Chapter 13 Plans require full repayment of all of my debt

Another Myth. Chapter 13 Plans vary from client to client. In some cases the payout is 100% to the non-priority unsecured and others down to zero to the non-priority unsecured creditors. Each case is unique and we spend the time needed to work through the Plan that will meet your needs and be feasible with the Court. The payments will vary and it is based upon the last six months of your earnings and the expenses that the court allows you to use in your Means Test along with the amounts of your secured, priority and non-priority unsecured debt. The Means Testing is a requirement of the court for Chapter 7 and Chapter 13 debtors and will be explained to you during your conference.

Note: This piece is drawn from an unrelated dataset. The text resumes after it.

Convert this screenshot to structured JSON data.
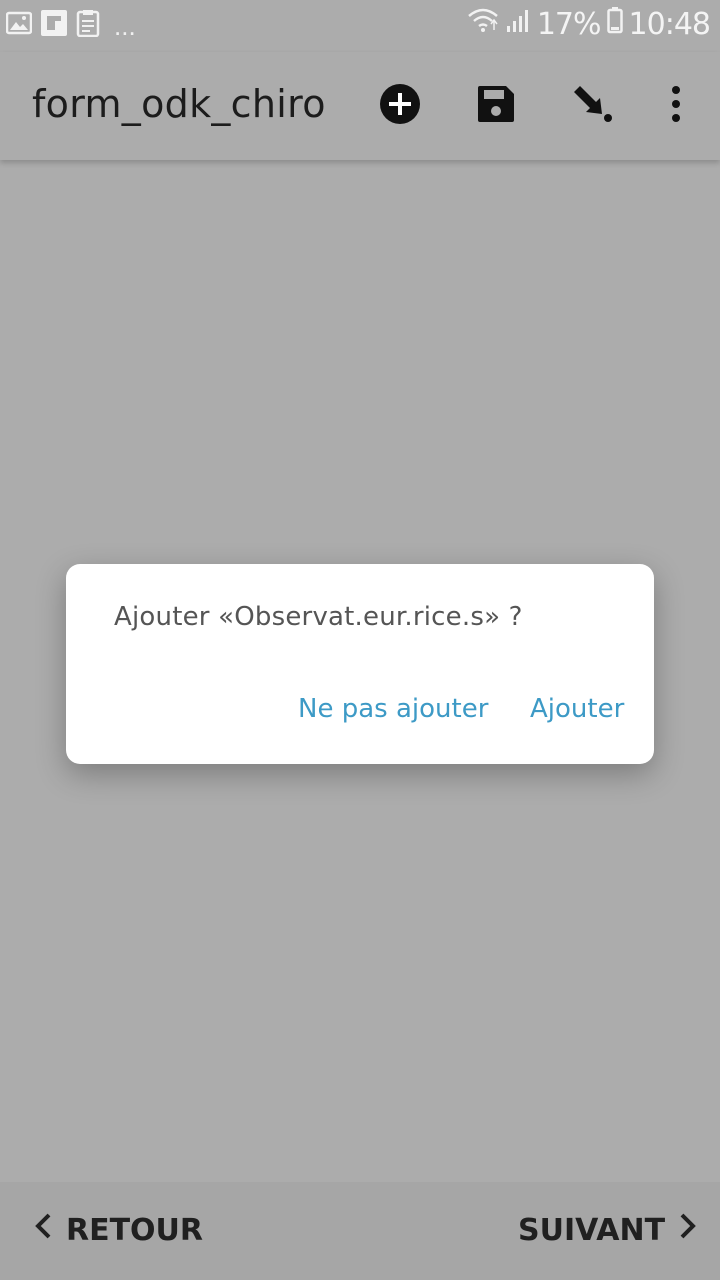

All debts are gone after I file bankruptcy.

This is not true. Certain debts are not discharged. These debts include, but are not limited to the following:

• Taxes and governmental debts

• Child support and alimony (a.k.a. Maintenance)

• Government guaranteed student loans (although these may be dismissed if you can prove it would be an undue hardship for you to repay)

 • Accident claims in which alcohol or drugs were involved

• Debts incurred as the result of fraud

• Debts you don't list in your bankruptcy filings

• Fines or restitution imposed in a criminal proceeding

• Debts you couldn't discharge in a previous bankruptcy that were dismissed due to fraud or misfeasance

There are other debts which can be challenged in the bankruptcy court by the creditor through what is called an adversary proceeding. Although certain debts remain non-dischargable you do have the option of paying down those debts within a Chapter 13 bankruptcy. Some of these debts may also be discharged if you meet all of the qualifications for a hardship and are approved. If you have any concerns over any of these issues please set up an appointment with us to discuss your concerns.

Contact a Walworth County Bankruptcy Law Attorney

Please contact our Elkhorn law firm with questions about the legal matters that affect you. We are available by calling 262-723-4110 or by completing our online contact form. Our Elkhorn divorce law attorneys are available five days a week, as well as evenings and weekends by appointment. Home and hospital visits are available